This interesting life insurance story broke in the NZ Herald a week ago about a New Zealand man who faked his own death and whose wife subsequently cashed in on his $1.2 million life insurance policy. Now there's a raging debate about whether or not his wife can keep the windfall.
According to the Herald story, the man (whose identity is suppressed) went missing in late 2002 after his car was found abandoned at a disused quarry at Port Waikato. Last year, his wife had the High Court declare him legally dead and collected on his life insurance. But the man was found alive in Christchurch after he applied for a passport under his own name (duh). Police initially accused his wife of two counts of fraud, but reportedly now believe she was innocent and legitimately believed her husband was dead.
Ok, so now we have the Herald quoting insurance experts saying his wife may be able to keep the money “because she appears to have made the claim in good faith thinking that he had genuinely died”.
Whilst I’m no legal expert, I have a different view.
This is a case in which a life insurance company has been defrauded.
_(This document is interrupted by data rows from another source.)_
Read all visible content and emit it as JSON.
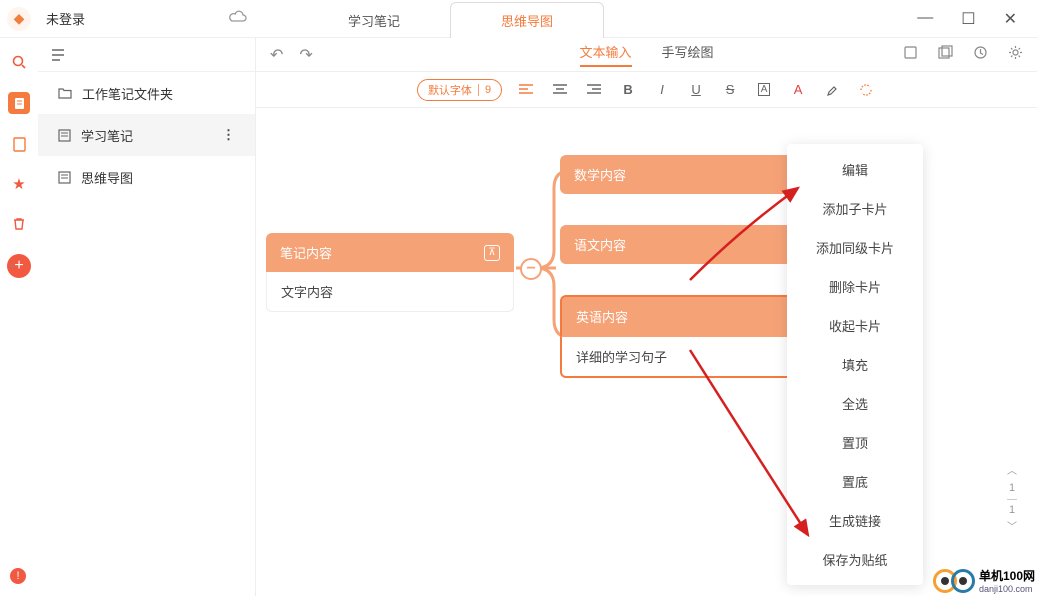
{
  "titlebar": {
    "login": "未登录"
  },
  "tabs": {
    "t1": "学习笔记",
    "t2": "思维导图"
  },
  "sidebar": {
    "items": [
      {
        "label": "工作笔记文件夹"
      },
      {
        "label": "学习笔记"
      },
      {
        "label": "思维导图"
      }
    ]
  },
  "toolbar": {
    "mode1": "文本输入",
    "mode2": "手写绘图",
    "font": "默认字体",
    "size": "9"
  },
  "nodes": {
    "root": {
      "title": "笔记内容",
      "body": "文字内容"
    },
    "n1": "数学内容",
    "n2": "语文内容",
    "n3": {
      "title": "英语内容",
      "body": "详细的学习句子"
    }
  },
  "context_menu": {
    "items": [
      "编辑",
      "添加子卡片",
      "添加同级卡片",
      "删除卡片",
      "收起卡片",
      "填充",
      "全选",
      "置顶",
      "置底",
      "生成链接",
      "保存为贴纸"
    ]
  },
  "page": {
    "current": "1",
    "total": "1"
  },
  "watermark": {
    "line1": "单机100网",
    "line2": "danji100.com"
  }
}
The insurance policy in question was supposed to pay out on the death of the insured person, and in this case, the insured person is still alive. It’s true the court declared him dead, but that ruling will, I’m sure, be overturned because he is clearly not dead. I can’t see any life insurance company sitting back and taking this $1.2 million smack on the chin without a real fight. And whilst I feel sorry for his wife, I’m far from convinced that she has any legal right to keep the money just because she wasn’t complicit in the fraud. I think the out-of-pocket insurance company will be knocking on her door quite soon. Whether she has $1.2 million to repay is another question entirely. They may even have grounds to sue him!
For anyone thinking about getting rich on life insurance by faking their death… here’s some cold water for your idea...